* [Task to carry out]:
Each line of the material below that holds the word "JSON" needs to be copied.

—————

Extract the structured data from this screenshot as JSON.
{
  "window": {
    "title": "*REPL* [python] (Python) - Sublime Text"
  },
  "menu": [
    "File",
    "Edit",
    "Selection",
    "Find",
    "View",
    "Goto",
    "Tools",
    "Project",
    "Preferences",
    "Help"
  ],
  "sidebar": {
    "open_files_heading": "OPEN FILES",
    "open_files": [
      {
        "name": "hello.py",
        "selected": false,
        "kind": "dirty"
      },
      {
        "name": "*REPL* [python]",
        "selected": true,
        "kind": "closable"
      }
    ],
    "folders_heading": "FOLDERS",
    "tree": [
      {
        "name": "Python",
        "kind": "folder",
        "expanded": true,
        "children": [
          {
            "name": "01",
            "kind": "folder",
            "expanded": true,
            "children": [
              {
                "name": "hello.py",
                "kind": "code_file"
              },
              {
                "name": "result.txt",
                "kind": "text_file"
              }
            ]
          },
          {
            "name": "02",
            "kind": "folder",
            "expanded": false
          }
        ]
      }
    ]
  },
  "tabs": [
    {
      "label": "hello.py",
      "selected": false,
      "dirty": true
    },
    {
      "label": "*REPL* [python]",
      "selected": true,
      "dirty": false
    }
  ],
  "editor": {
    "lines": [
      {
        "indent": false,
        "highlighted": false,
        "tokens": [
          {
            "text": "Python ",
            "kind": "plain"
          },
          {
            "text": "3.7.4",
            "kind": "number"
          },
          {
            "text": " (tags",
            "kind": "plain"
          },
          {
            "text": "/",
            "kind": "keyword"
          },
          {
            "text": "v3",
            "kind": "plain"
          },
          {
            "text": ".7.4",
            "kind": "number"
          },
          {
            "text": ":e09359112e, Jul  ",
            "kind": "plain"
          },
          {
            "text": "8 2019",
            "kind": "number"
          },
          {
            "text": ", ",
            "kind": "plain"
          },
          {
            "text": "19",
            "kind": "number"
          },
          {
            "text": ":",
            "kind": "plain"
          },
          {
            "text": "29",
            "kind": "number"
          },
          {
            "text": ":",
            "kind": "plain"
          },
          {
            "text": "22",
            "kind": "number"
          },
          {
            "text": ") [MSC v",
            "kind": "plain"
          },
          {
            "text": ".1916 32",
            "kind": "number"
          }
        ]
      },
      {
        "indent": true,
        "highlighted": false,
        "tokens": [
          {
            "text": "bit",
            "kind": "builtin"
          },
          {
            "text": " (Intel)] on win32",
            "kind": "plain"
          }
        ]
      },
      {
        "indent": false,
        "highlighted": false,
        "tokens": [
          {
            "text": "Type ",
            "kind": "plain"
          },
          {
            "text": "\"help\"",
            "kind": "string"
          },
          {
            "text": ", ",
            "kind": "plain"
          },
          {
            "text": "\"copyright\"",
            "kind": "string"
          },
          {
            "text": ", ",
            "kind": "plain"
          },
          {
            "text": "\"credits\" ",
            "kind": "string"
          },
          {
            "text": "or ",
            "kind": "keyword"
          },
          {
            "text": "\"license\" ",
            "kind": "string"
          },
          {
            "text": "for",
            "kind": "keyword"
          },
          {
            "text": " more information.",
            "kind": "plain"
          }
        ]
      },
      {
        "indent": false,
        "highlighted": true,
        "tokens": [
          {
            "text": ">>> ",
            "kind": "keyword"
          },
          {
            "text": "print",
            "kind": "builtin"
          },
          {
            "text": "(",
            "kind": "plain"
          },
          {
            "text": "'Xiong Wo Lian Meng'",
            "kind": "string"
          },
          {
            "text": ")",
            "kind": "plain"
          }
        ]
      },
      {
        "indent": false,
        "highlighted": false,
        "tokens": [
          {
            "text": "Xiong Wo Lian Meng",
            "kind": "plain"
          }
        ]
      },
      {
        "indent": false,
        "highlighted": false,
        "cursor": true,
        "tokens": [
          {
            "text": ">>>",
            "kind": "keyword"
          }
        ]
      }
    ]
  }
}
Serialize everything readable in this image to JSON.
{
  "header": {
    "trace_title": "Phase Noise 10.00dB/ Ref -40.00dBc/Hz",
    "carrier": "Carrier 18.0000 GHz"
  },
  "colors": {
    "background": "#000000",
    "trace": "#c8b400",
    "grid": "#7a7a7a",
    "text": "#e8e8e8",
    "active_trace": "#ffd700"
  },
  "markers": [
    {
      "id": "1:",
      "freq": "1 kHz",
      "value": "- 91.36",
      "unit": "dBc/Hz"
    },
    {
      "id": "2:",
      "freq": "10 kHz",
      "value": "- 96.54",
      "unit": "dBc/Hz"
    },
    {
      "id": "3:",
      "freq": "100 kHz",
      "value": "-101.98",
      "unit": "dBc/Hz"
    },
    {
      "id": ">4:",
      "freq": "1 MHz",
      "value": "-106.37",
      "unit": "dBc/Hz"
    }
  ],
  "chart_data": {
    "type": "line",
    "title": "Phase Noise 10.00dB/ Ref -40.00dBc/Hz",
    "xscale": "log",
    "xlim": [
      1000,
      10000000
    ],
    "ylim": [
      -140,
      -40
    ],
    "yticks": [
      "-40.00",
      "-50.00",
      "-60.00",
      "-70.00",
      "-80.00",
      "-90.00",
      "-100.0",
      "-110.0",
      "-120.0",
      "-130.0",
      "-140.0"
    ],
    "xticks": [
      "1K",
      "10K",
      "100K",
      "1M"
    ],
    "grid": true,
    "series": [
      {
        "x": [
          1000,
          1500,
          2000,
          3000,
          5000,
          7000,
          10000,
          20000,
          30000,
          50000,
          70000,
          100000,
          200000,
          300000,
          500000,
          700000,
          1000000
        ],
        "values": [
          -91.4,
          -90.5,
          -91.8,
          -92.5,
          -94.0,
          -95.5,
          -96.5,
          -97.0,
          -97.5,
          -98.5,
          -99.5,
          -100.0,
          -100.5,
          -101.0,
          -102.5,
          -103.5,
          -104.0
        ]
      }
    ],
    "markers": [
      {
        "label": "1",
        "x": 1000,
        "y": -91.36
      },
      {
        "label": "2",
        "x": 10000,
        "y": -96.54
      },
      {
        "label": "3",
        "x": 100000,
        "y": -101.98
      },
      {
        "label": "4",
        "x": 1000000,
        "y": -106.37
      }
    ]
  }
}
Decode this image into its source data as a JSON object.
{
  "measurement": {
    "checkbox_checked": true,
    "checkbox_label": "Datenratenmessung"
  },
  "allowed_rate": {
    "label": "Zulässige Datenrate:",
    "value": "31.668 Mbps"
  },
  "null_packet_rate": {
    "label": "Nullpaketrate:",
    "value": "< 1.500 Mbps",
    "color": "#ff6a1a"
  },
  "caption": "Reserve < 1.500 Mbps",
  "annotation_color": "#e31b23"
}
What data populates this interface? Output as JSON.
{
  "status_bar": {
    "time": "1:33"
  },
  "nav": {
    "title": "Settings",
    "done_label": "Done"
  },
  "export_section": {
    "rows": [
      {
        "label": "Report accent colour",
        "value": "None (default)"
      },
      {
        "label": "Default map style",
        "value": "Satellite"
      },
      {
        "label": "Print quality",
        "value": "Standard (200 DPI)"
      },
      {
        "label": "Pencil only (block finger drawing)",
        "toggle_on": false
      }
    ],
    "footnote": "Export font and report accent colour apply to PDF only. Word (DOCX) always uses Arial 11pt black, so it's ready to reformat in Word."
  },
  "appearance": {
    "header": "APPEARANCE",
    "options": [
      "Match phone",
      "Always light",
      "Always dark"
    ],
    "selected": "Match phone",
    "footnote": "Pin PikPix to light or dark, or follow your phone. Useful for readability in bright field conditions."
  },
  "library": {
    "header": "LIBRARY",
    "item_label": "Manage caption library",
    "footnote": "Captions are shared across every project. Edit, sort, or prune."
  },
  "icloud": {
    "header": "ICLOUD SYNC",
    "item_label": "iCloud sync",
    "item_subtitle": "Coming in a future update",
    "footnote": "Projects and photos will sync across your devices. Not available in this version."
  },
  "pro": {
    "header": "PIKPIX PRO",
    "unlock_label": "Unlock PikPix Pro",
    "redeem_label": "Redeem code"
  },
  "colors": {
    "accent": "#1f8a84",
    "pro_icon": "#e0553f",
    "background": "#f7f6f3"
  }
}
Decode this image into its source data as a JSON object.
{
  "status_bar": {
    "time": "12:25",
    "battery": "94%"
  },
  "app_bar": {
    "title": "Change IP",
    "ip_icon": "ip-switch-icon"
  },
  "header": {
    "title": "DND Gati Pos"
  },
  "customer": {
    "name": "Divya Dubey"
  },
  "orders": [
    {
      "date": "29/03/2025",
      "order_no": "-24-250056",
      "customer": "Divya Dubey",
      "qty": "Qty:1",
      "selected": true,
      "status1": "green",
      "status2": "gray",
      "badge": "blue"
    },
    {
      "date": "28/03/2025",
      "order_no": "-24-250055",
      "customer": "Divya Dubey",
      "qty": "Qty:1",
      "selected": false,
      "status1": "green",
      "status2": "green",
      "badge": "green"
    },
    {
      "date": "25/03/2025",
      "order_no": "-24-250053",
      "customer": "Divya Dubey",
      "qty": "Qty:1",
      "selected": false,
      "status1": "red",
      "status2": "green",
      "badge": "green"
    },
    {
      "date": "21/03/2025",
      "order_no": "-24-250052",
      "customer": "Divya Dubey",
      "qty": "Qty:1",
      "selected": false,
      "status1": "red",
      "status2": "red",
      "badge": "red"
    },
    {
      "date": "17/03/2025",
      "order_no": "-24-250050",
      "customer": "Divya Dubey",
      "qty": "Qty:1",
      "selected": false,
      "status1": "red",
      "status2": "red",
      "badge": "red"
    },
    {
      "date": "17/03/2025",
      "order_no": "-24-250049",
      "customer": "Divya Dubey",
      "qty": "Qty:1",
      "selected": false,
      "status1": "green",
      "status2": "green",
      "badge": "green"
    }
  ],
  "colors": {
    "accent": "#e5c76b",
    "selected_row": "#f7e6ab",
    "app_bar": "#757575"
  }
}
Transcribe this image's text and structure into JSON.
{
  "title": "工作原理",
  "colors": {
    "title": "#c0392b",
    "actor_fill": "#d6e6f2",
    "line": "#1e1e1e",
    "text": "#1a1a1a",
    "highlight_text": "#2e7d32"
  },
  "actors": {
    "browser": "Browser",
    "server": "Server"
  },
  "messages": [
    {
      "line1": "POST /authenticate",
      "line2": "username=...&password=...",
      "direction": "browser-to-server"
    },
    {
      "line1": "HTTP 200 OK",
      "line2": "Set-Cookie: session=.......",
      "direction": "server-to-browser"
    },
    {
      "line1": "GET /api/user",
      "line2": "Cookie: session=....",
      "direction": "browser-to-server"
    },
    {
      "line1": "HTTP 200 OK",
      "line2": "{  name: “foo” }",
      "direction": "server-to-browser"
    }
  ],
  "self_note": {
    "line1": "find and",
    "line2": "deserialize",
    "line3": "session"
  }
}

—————

* [Output below]:
Extract the structured data from this screenshot as JSON.
Serialize everything readable in this image to JSON.
Decode this image into its source data as a JSON object.
What data populates this interface? Output as JSON.
Decode this image into its source data as a JSON object.
Transcribe this image's text and structure into JSON.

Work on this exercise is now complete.